▸ **DIRECTIONS**:
Leaving the pictures aside, repeat each line below exactly.

▸ **SUPPLIED DATA**:
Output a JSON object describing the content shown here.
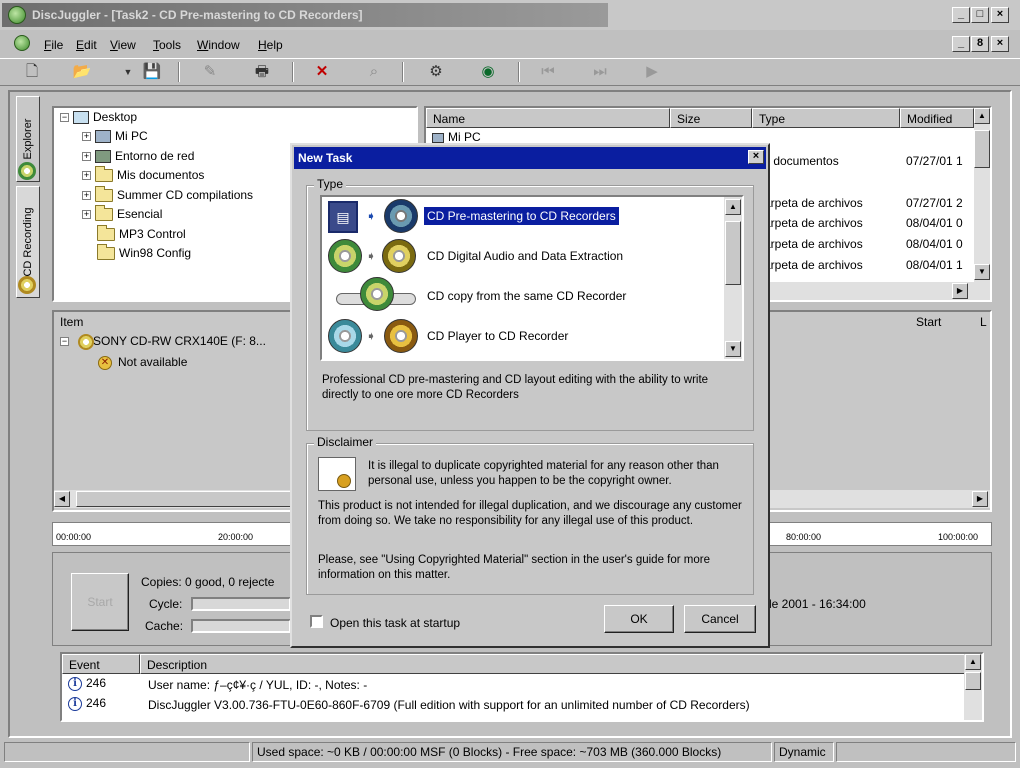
{
  "window": {
    "title": "DiscJuggler - [Task2 - CD Pre-mastering to CD Recorders]",
    "caption_buttons": [
      "_",
      "□",
      "×"
    ],
    "mdi_buttons": [
      "_",
      "8",
      "×"
    ]
  },
  "menu": [
    "File",
    "Edit",
    "View",
    "Tools",
    "Window",
    "Help"
  ],
  "toolbar": [
    "new-icon",
    "open-icon",
    "save-icon",
    "properties-icon",
    "print-icon",
    "delete-icon",
    "find-icon",
    "task-icon",
    "cd-info-icon",
    "rewind-icon",
    "fast-forward-icon",
    "play-icon"
  ],
  "side_tabs": [
    "Explorer",
    "CD Recording"
  ],
  "tree": {
    "root": "Desktop",
    "items": [
      "Mi PC",
      "Entorno de red",
      "Mis documentos",
      "Summer CD compilations",
      "Esencial",
      "MP3 Control",
      "Win98 Config"
    ]
  },
  "file_list": {
    "columns": [
      "Name",
      "Size",
      "Type",
      "Modified"
    ],
    "rows": [
      {
        "name": "Mi PC",
        "type": "",
        "modified": ""
      },
      {
        "name": "",
        "type": "s documentos",
        "modified": "07/27/01 1"
      },
      {
        "name": "",
        "type": "arpeta de archivos",
        "modified": "07/27/01 2"
      },
      {
        "name": "",
        "type": "arpeta de archivos",
        "modified": "08/04/01 0"
      },
      {
        "name": "",
        "type": "arpeta de archivos",
        "modified": "08/04/01 0"
      },
      {
        "name": "",
        "type": "arpeta de archivos",
        "modified": "08/04/01 1"
      }
    ]
  },
  "devices": {
    "columns": [
      "Item",
      "Start",
      "L"
    ],
    "device": "SONY CD-RW  CRX140E (F: 8...",
    "status": "Not available"
  },
  "timeline": [
    "00:00:00",
    "20:00:00",
    "80:00:00",
    "100:00:00"
  ],
  "progress": {
    "start_label": "Start",
    "copies": "Copies:  0 good, 0 rejecte",
    "cycle": "Cycle:",
    "cache": "Cache:",
    "date": "de 2001 - 16:34:00"
  },
  "log": {
    "columns": [
      "Event",
      "Description"
    ],
    "rows": [
      {
        "event": "246",
        "desc": "User name: ƒ–ç¢¥·ç / YUL, ID: -, Notes: -"
      },
      {
        "event": "246",
        "desc": "DiscJuggler V3.00.736-FTU-0E60-860F-6709 (Full edition with support for an unlimited number of CD Recorders)"
      }
    ]
  },
  "dialog": {
    "title": "New Task",
    "type_label": "Type",
    "tasks": [
      "CD Pre-mastering to CD Recorders",
      "CD Digital Audio and Data Extraction",
      "CD copy from the same CD Recorder",
      "CD Player to CD Recorder"
    ],
    "selected_index": 0,
    "description": "Professional CD pre-mastering and CD layout editing with the ability to write directly to one ore more CD Recorders",
    "disclaimer_label": "Disclaimer",
    "disclaimer_1": "It is illegal to duplicate copyrighted material for any reason other than personal use, unless you happen to be the copyright owner.",
    "disclaimer_2": "This product is not intended for illegal duplication, and we discourage any customer from doing so. We take no responsibility for any illegal use of this product.",
    "disclaimer_3": "Please, see \"Using Copyrighted Material\" section in the user's guide for more information on this matter.",
    "checkbox_label": "Open this task at startup",
    "ok": "OK",
    "cancel": "Cancel"
  },
  "statusbar": {
    "space": "Used space: ~0 KB / 00:00:00 MSF (0 Blocks) - Free space: ~703 MB (360.000 Blocks)",
    "mode": "Dynamic"
  }
}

▸ **EXERCISE SOLUTION**:
Output a JSON object describing the content shown here.
{
  "window": {
    "title": "DiscJuggler - [Task2 - CD Pre-mastering to CD Recorders]",
    "caption_buttons": [
      "_",
      "□",
      "×"
    ],
    "mdi_buttons": [
      "_",
      "8",
      "×"
    ]
  },
  "menu": [
    "File",
    "Edit",
    "View",
    "Tools",
    "Window",
    "Help"
  ],
  "toolbar": [
    "new-icon",
    "open-icon",
    "save-icon",
    "properties-icon",
    "print-icon",
    "delete-icon",
    "find-icon",
    "task-icon",
    "cd-info-icon",
    "rewind-icon",
    "fast-forward-icon",
    "play-icon"
  ],
  "side_tabs": [
    "Explorer",
    "CD Recording"
  ],
  "tree": {
    "root": "Desktop",
    "items": [
      "Mi PC",
      "Entorno de red",
      "Mis documentos",
      "Summer CD compilations",
      "Esencial",
      "MP3 Control",
      "Win98 Config"
    ]
  },
  "file_list": {
    "columns": [
      "Name",
      "Size",
      "Type",
      "Modified"
    ],
    "rows": [
      {
        "name": "Mi PC",
        "type": "",
        "modified": ""
      },
      {
        "name": "",
        "type": "s documentos",
        "modified": "07/27/01 1"
      },
      {
        "name": "",
        "type": "arpeta de archivos",
        "modified": "07/27/01 2"
      },
      {
        "name": "",
        "type": "arpeta de archivos",
        "modified": "08/04/01 0"
      },
      {
        "name": "",
        "type": "arpeta de archivos",
        "modified": "08/04/01 0"
      },
      {
        "name": "",
        "type": "arpeta de archivos",
        "modified": "08/04/01 1"
      }
    ]
  },
  "devices": {
    "columns": [
      "Item",
      "Start",
      "L"
    ],
    "device": "SONY CD-RW  CRX140E (F: 8...",
    "status": "Not available"
  },
  "timeline": [
    "00:00:00",
    "20:00:00",
    "80:00:00",
    "100:00:00"
  ],
  "progress": {
    "start_label": "Start",
    "copies": "Copies:  0 good, 0 rejecte",
    "cycle": "Cycle:",
    "cache": "Cache:",
    "date": "de 2001 - 16:34:00"
  },
  "log": {
    "columns": [
      "Event",
      "Description"
    ],
    "rows": [
      {
        "event": "246",
        "desc": "User name: ƒ–ç¢¥·ç / YUL, ID: -, Notes: -"
      },
      {
        "event": "246",
        "desc": "DiscJuggler V3.00.736-FTU-0E60-860F-6709 (Full edition with support for an unlimited number of CD Recorders)"
      }
    ]
  },
  "dialog": {
    "title": "New Task",
    "type_label": "Type",
    "tasks": [
      "CD Pre-mastering to CD Recorders",
      "CD Digital Audio and Data Extraction",
      "CD copy from the same CD Recorder",
      "CD Player to CD Recorder"
    ],
    "selected_index": 0,
    "description": "Professional CD pre-mastering and CD layout editing with the ability to write directly to one ore more CD Recorders",
    "disclaimer_label": "Disclaimer",
    "disclaimer_1": "It is illegal to duplicate copyrighted material for any reason other than personal use, unless you happen to be the copyright owner.",
    "disclaimer_2": "This product is not intended for illegal duplication, and we discourage any customer from doing so. We take no responsibility for any illegal use of this product.",
    "disclaimer_3": "Please, see \"Using Copyrighted Material\" section in the user's guide for more information on this matter.",
    "checkbox_label": "Open this task at startup",
    "ok": "OK",
    "cancel": "Cancel"
  },
  "statusbar": {
    "space": "Used space: ~0 KB / 00:00:00 MSF (0 Blocks) - Free space: ~703 MB (360.000 Blocks)",
    "mode": "Dynamic"
  }
}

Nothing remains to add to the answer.